In the tourist offices of both cities the authorities explain informally that this welcome, which is aimed specifically for international tourists, aims to counterbalance negative portrayals of the country. In fact, during cruises, customers compare previous cruise holidays and the countries visited; the stories shared and exaggerated on board tend to seam fear amongst the tourists before they even disembark. Brazilian stereotypes are confirmed and criminality is depicted as a true threat before the cruise ship even enters the harbour. Cruise companies issue strict advice: a safety letter from the captain is placed in each room, passengers are verbally reminded during a country-information meeting to remove jewellery and to avoid walking around alone, and so on.
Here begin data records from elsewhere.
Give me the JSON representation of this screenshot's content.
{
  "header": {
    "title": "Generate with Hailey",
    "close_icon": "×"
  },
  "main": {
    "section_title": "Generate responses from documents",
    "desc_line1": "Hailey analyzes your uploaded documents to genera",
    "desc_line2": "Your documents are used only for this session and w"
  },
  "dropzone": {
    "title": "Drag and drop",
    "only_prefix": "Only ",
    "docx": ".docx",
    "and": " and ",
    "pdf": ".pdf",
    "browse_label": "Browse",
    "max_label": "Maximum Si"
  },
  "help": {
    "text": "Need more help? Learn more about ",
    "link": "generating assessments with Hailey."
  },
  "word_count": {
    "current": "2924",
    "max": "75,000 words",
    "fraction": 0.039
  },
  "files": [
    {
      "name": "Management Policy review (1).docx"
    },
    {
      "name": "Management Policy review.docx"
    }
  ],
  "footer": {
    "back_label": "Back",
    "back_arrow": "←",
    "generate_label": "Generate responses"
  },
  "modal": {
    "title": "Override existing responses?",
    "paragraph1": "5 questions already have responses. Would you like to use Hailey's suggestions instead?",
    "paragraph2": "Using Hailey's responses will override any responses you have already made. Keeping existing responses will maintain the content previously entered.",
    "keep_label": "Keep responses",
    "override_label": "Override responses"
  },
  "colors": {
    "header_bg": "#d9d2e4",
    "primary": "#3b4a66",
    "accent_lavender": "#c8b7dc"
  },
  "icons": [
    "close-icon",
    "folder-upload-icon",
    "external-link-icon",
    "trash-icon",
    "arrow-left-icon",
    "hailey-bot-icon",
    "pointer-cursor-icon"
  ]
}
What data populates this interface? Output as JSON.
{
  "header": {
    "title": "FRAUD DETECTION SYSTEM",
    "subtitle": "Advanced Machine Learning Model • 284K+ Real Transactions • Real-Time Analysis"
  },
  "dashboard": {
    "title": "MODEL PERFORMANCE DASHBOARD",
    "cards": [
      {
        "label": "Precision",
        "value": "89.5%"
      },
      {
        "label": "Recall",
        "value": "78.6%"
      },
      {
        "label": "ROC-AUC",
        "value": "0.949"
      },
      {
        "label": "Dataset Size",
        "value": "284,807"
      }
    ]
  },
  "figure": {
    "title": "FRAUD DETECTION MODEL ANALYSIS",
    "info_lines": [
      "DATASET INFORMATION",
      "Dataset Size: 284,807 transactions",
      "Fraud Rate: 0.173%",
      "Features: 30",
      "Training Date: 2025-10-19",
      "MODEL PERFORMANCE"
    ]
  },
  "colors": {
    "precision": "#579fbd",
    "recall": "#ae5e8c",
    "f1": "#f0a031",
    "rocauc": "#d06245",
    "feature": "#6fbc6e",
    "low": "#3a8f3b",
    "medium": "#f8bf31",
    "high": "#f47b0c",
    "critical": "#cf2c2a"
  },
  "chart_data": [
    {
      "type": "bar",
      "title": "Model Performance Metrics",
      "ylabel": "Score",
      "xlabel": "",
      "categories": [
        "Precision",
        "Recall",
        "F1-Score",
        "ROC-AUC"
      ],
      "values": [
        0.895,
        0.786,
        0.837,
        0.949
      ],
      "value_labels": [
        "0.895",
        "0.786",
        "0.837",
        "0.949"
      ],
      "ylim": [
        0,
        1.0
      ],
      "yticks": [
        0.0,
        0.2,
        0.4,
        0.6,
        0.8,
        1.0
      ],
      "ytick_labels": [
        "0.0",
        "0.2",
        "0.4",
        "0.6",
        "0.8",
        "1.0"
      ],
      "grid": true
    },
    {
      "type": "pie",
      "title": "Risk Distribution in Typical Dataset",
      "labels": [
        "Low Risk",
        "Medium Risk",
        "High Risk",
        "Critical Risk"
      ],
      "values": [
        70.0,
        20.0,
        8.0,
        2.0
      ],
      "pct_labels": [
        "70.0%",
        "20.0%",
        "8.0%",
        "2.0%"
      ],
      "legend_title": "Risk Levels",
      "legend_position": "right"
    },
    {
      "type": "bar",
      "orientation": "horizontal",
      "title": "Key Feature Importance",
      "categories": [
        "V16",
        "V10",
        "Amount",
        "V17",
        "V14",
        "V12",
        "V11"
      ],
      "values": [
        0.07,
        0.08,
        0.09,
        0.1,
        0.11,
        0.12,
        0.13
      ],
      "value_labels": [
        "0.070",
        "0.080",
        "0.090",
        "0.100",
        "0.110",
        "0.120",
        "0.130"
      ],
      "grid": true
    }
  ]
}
The approach to tourism, therefore, in both these cities is to create a climate of safety through folklore. The immediate hospitality at the foot of the cruise ship creates a festive atmosphere. It is true that the festivities are short-lived and end as soon as the tourists leave to take their excursion coaches or negotiate a rate with taxi drivers. But just for a moment, the time it takes to snap a photograph, local culture speaks for itself and counters the previously opined negative portrayal of the country. The conceived space is replaced with lived space from the offset. The lived/conceived space debate, which has already been studied (Houllier-Guibert, 2009) gives precedence to lived space.
This type of action can be defined as territorial marketing, for two reasons. The first being that territorial marketing differs from territorial communication because of relational dimensions. In one case, images of territories filter through mass-media channels, without any feedback. This territorial communication is not relational whereas territorial marketing offers potential connections (trade fairs, events, hospitality, support, etc.). Many stopover ports display promotional posters, various symbols and territorial symbols for cities as part of demonstrative, but uninvolved, territorial communications. Few offer the opportunity to create a connection, albeit brief, like this example with a group of performers. Secondly, this hospitality is the opportunity to illustrate cultural differentiation. Cultural differentiation is the ability to distinguish between a territory with a local speciality (architecture, flagship, event, heritage, region, etc.). This is what cruise ship tourists are looking for. In the Recife example, the choice of showcasing a heritage dance also benefits the city’s image by basing hospitality on local tradition.